Nemopteran larvae are very poorly understood, but evidence suggests that spoonwing larvae (B) are usually myrmecophiles, meaning they live directly among ants. Like other myrmecophiles, they probably use a chemical cloak to avoid notice by the ant colony even as they feast upon its members - as if they didn't have enough trouble with the antlions. Other larval Nemoptera inhabit caves or leave litter, and may have unusually long necks.
Possibly the strangest net-wings are the Sisyridae or spongillaflies. Small and plain as adults, their larvae may boast one of the most surprising diets of any insect, using tubular mouth parts to suck the fluids from freshwater sponges. How many of you even knew there were freshwater sponges? Freshwater sponges parasitized by what are more or less antlions with gills.
The last net-wings I'll be going over are probably the most dramatic, and one I've talked about before notably for here on Cracked. The Mantispidae or Mantidflies are strictly predatory as adults, in case you didn't gather as much from the vicious scythe-like forelimbs of their namesake, with appetites nearly as broad as those of robber flies.
With a front end like a mantis and a back end often imitating a wasp, these insects are practically the closest thing in nature to bona-fide griffons, if griffons also worked part time as dragon abortion doctors.
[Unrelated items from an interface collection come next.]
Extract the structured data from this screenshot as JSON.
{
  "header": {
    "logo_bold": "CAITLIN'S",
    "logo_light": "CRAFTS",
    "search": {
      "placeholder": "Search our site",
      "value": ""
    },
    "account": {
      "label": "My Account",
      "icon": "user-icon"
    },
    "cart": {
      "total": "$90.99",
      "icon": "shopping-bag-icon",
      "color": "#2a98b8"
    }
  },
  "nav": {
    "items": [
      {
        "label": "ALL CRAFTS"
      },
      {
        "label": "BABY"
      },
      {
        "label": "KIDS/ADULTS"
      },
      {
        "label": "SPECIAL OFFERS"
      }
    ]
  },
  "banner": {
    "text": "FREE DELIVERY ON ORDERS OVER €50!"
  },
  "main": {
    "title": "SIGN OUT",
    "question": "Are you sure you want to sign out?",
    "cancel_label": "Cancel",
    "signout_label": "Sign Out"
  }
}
That's a joke they considered too lame for the Cracked article, and you're welcome.
You see, the larvae of most mantidflies aren't just ordinary stealth hunters like the other Neuroptera, but brood parasitoids of spiders. In their early stages, they cling to the outer bodies of arachnids like long-legged leeches, waiting patiently for their host to settle down and start a family. If their host is male, they'll even transfer over to the first female he mates with, like spider herpes.
The parasite's true treachery reveals itself when the female host lays eggs. Mama spider will wrap her precious babies in a silken bag to keep predators out,, but ironically wrap up the parasite with them. At this point, the mantidfly larva undergoes a molt into a legless, far less mobile blob adapted to suck unborn arachnids from their protective shells.